* [Exercise goal]
Would you find each line in the entries below with the string "JSON" and copy it?
BEGIN Data to use
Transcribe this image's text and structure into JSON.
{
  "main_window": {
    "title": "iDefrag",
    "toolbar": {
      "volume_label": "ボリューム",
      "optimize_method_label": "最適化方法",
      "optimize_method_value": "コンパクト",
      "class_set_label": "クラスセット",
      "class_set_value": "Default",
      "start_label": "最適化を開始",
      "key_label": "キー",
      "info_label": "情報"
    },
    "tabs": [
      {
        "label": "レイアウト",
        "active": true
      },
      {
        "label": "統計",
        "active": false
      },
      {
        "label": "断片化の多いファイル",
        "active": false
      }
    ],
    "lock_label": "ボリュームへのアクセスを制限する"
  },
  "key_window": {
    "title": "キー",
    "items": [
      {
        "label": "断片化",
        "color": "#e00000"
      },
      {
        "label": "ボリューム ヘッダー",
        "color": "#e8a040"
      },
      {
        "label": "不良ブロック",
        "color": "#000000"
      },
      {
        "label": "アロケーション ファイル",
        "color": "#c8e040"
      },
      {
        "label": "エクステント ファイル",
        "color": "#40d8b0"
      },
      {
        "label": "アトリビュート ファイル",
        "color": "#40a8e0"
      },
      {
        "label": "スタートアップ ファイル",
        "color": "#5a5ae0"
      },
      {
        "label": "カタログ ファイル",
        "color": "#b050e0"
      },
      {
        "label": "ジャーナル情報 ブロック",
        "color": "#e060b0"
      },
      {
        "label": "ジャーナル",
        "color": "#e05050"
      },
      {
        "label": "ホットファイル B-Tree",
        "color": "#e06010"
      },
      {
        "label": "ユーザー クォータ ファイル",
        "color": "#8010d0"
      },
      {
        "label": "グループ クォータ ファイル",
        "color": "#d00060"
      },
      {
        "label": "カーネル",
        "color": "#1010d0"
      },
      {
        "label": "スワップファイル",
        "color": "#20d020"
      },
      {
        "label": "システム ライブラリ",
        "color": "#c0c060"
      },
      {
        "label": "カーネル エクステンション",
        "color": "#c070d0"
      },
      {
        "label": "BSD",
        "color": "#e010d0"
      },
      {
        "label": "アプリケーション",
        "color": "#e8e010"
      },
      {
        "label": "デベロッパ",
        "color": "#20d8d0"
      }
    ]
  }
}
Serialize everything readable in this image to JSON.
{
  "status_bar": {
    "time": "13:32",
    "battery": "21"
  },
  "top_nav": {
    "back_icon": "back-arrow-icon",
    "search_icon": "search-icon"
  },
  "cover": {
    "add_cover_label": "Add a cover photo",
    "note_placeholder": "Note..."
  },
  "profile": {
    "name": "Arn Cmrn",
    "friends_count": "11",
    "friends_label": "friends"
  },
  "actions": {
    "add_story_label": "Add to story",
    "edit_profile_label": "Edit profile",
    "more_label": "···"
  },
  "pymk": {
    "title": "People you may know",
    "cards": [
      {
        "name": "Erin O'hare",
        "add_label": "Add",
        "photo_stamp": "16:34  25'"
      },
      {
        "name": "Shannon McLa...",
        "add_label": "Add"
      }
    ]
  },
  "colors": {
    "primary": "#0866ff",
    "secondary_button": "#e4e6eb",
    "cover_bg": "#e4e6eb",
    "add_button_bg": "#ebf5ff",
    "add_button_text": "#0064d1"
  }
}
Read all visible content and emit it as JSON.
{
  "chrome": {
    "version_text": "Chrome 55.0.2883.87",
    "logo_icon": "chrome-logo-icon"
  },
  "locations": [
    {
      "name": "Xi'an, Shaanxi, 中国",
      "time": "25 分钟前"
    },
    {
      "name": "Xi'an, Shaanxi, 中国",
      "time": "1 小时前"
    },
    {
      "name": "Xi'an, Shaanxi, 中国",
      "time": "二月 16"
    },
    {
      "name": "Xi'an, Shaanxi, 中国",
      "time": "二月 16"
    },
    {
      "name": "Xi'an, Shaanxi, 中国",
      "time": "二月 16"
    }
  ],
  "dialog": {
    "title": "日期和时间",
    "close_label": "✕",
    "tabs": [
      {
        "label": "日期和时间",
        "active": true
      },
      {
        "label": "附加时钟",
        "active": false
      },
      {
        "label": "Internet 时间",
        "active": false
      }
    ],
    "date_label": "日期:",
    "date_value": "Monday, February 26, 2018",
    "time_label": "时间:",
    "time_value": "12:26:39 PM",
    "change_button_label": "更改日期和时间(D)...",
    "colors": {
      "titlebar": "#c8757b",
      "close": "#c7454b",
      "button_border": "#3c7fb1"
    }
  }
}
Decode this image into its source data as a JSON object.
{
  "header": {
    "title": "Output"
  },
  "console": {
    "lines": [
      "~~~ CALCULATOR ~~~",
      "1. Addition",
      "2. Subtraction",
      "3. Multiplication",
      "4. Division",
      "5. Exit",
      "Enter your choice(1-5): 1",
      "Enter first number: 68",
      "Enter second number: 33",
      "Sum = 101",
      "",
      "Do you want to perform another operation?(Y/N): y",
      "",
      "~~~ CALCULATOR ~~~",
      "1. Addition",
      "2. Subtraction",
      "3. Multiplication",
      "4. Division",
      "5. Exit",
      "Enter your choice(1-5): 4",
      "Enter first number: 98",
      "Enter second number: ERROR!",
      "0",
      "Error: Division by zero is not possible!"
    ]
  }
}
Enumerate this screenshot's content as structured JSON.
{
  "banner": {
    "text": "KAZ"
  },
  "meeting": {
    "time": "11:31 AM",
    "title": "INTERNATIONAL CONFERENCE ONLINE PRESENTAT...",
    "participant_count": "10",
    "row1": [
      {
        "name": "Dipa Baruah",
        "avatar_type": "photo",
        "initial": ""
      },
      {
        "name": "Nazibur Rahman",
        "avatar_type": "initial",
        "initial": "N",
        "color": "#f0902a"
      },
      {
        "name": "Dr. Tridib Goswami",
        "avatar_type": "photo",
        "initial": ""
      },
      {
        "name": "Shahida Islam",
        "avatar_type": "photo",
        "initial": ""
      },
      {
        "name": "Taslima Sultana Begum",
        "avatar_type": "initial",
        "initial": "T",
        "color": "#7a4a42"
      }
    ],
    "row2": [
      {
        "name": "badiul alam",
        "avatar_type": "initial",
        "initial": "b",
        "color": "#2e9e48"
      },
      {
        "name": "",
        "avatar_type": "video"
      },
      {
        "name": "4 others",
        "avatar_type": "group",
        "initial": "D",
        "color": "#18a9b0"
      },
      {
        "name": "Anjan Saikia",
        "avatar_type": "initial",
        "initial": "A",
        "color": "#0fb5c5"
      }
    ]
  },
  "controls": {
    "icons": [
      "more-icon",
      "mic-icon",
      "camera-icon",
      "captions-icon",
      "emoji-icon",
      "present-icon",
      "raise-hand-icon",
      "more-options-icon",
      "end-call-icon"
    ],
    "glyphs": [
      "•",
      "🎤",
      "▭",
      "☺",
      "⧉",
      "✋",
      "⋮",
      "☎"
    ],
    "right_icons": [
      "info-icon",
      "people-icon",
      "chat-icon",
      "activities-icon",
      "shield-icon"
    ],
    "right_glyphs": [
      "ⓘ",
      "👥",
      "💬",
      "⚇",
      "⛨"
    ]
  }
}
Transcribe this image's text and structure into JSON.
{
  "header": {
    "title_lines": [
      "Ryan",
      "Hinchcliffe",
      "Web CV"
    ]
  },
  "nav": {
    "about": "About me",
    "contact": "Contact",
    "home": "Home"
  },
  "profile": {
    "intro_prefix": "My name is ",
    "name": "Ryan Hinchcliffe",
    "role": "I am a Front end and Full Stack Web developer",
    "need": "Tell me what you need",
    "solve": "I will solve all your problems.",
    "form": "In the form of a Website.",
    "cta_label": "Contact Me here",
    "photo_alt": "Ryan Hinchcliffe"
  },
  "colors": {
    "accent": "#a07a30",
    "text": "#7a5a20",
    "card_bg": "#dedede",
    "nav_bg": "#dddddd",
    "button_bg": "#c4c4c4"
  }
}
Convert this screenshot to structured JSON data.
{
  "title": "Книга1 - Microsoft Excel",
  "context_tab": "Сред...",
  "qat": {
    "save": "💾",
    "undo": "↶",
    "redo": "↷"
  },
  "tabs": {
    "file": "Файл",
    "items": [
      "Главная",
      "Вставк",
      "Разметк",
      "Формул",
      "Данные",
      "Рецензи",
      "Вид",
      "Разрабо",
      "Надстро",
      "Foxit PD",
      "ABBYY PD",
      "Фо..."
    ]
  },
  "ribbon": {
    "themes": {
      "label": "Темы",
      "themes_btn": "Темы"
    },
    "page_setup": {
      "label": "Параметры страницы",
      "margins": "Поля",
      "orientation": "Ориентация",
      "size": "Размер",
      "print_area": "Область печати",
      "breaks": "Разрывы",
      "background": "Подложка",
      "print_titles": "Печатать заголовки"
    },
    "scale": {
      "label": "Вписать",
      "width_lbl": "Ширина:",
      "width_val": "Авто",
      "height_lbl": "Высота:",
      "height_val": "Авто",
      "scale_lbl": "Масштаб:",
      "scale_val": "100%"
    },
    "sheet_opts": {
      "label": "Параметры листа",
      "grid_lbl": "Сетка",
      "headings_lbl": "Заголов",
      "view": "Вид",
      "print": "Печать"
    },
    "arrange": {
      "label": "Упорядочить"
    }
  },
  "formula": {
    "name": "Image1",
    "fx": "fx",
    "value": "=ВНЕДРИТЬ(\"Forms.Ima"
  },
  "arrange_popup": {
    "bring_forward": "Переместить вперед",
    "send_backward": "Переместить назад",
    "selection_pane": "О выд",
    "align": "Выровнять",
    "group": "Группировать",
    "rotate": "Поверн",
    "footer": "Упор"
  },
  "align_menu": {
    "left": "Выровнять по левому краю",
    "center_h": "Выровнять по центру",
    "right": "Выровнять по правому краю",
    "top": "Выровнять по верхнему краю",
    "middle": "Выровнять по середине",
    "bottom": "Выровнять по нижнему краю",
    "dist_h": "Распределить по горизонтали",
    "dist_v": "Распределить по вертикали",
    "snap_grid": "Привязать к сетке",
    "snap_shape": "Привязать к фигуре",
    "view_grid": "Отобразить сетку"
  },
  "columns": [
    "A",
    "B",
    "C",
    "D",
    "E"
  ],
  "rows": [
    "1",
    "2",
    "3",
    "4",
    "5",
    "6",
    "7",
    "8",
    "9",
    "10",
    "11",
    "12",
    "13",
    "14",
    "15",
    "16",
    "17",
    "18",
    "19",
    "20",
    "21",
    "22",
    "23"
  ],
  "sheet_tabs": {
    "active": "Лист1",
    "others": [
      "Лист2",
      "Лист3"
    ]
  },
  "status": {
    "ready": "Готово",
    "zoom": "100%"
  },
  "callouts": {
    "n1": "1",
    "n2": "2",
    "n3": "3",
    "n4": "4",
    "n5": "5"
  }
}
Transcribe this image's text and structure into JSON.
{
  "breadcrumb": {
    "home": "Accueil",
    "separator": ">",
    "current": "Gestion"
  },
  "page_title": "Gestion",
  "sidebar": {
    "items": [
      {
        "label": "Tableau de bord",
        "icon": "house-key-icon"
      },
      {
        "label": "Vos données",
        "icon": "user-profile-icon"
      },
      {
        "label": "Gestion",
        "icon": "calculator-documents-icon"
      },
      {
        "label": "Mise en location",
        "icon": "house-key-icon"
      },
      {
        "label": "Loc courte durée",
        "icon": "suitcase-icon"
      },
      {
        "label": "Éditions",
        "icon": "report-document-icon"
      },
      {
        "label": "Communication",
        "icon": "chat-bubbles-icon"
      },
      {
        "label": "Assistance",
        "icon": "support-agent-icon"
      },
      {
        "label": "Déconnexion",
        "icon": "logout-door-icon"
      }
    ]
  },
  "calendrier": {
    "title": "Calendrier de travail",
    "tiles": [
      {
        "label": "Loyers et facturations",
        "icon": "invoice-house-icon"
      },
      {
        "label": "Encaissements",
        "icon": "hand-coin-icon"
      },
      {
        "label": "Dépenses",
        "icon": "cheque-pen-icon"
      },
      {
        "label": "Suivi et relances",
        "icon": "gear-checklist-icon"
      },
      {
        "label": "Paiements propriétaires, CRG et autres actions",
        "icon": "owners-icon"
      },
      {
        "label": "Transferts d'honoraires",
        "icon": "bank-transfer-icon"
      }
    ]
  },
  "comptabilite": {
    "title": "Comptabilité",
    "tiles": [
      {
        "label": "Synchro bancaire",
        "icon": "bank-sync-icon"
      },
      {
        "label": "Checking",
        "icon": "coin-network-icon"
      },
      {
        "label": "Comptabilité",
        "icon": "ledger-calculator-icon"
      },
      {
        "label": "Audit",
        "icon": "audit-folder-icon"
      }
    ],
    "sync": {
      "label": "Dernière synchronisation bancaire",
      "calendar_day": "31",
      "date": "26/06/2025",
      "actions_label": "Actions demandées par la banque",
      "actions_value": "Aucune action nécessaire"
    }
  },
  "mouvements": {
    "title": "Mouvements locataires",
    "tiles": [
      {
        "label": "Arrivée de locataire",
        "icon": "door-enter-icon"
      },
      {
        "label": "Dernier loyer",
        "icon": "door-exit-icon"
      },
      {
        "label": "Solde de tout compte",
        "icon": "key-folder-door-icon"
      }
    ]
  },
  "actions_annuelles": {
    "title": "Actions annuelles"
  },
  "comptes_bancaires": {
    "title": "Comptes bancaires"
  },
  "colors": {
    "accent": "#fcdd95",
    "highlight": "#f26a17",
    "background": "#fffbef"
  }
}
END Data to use
* [Answer section]
Transcribe this image's text and structure into JSON.
Serialize everything readable in this image to JSON.
Read all visible content and emit it as JSON.
Decode this image into its source data as a JSON object.
Enumerate this screenshot's content as structured JSON.
Transcribe this image's text and structure into JSON.
Convert this screenshot to structured JSON data.
Transcribe this image's text and structure into JSON.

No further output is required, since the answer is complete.